The U.S. House Subcommittee on Early Childhood, Elementary, and Secondary Education heard testimony yesterday on child care subsidy at a hearing entitled, “The Foundation for Success: Strengthening the Child Care and Development Block Grant Program.” A brief summary of testimony follows.
Opening Statement by Chair Todd Rokita (IN)
Chairman Rokita emphasized the importance of safety as a key component of quality. “CCDBG is invaluable to parents who are struggling to provide for their families. As a father of two boys, I know firsthand child care isn’t just finding a place for your kids to go during your work day. It’s a far more difficult decision about choosing a provider where you can trust trained professionals will care for your child in a safe environment.”
He noted the need for greater coordination. “I also hope today we can discuss policy changes that work to streamline the federal early childhood system and help increase coordination among existing programs.”
Dr. Olivia Golden
Executive Director, Center for Law and Social Policy (CLASP)
Dr. Golden began her testimony by emphasizing how important child care subsidy is to working poor families and their children. “Its importance for these families cannot be overstated. In July 2012, Rita Ngabo, a child care case worker in Maryland, talked about the importance of child care assistance for her and her child: ‘These federal investments were a quite serious lifeline for me and I know it has been for a lot of low-income families out there. I know where I came from and I do not want to go back.’ . . . Quite simply, children do better in school and in life when their parents work and have more income. “
Dr. Golden recommended:
- Improvements to the health and safety of child care through requirements for pre-licensure and annual inspections for licensed child care providers; training requirements for child care providers; and comprehensive background checks for child care providers serving children receiving CCDBG.
- Improvements to make it easier for families to get and keep child care assistance to help parents stay and move up in their jobs while also supporting children’s development by providing continuity in their child care arrangement.
- Strengthening the quality of child care by increasing the share of CCDBG funds spent on quality, dedicated funding for improving the quality of infant-toddler child care; encouraging a system of supports for early childhood teachers to improve the skills and knowledge of those caring for children; and providing parents with better information about the quality of available child care.
Executive Director, Oklahoma Child Care Resource & Referral Association, Inc.
Ms. Koos urged the committee to consider the following:
- Improve safety protections for children. Require comprehensive background checks for child care providers and volunteers who care for unrelated children. Set minimum health and safety protections for all children in child care.
- Strengthen the Child Care Workforce. Require those who work in child care to have at least 30 hours of pre-service training and 24 hours of annual training. These are the recommendations from pediatric experts (see the National Resource Center for Health and Safety, Caring for Our Children recommendations).
- Enhance Monitoring. Insure that all child care programs are subject to inspection prior to licensure and at least once annually, especially when CCDBG dollars are used to pay for care.

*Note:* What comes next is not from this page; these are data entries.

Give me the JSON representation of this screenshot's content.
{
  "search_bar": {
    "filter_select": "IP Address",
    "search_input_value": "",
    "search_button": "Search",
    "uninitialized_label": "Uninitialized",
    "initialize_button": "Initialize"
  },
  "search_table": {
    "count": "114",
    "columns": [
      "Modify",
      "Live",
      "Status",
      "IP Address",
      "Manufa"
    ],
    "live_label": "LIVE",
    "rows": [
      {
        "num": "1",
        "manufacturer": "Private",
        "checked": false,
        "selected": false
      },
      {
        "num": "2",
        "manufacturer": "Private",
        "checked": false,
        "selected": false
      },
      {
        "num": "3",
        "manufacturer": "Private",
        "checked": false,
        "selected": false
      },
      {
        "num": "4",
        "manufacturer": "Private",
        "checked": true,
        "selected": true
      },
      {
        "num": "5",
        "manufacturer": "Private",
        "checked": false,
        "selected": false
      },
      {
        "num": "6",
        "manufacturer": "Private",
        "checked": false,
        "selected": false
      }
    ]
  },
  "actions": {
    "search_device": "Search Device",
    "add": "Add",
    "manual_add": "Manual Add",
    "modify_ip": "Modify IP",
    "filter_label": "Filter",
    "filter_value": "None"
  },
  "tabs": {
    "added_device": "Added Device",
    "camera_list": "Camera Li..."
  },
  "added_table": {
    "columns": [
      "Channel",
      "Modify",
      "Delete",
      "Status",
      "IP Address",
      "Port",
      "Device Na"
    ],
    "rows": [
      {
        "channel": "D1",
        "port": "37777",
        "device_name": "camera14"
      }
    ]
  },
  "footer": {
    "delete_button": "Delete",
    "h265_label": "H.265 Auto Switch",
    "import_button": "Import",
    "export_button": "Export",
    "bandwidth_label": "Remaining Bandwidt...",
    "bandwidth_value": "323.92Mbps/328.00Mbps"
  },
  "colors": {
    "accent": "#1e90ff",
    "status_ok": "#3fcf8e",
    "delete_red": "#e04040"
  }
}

- Improve Quality. Increase the quality set-aside for activities related to improving the quality of child care.
- Subsidy Rates. Child care is expensive. It is hard for most families to afford; it is not merely a challenge for families in poverty. Consider a study by the National Academy of Sciences (NAS) to review the cost of child care and recommend ways to design a better system. (Added by NCECF: Child Care Aware study recommends that NAS conduct a review.)
Read Ms. Koos’ complete statement.
President, National Child Care Association
Mrs. Kostantenaco discussed the challenges of operating a child care business. “Unfortunately, we cannot afford to pay our employees what they so deserve as the profit margins within the child care industry is not significant, and a weakened economy only compounds this reality. Aside from salaries and maintaining an engaging center with toys and educational resources, I must also consider food, milk, utilities, gasoline prices for transportation, and many other costs that create significant challenges in operating a private child care center. Due to all of these outside economic forces, we are not always in the position to pass these higher costs on to the parents, leaving me to absorb them as best I can. You can imagine the difficult situation I find myself each year in awarding my staff with the pay they so deeply deserve; their genuine dedication truly becomes a blessing as we move forward each day.
Deputy Inspector General for Audit Services, Office of the Inspector General, U.S. Department of Health and Human Services
Ms. Jarmon’s testimony discussed the challenges of monitoring the health and safety of children and fiscal controls. She shared corrective actions taken to reduce improper payments of funds. Ms. Jarmon shared three key issues:
- Vulnerabilities exist in States’ standards and monitoring of child care providers that put the health and safety of some children at risk. Federal requirements mandating that States strengthen minimum health and safety requirements (including background checks) and
- strengthen monitoring (including unannounced site visits) would reduce those risks.
- Weaknesses in certain States’ fiscal controls over obligation and liquidation activities put CCDF funds at risk of being misspent.
- HHS had identified the CCDF program as being susceptible to significant improper payments. HHS reported significant progress in reducing the improper payment rate for the CCDF program from 9.4 percent in FY 2012 to 5.9 percent in FY 2013. However, sustained attention will be needed to further reduce improper payments in this program.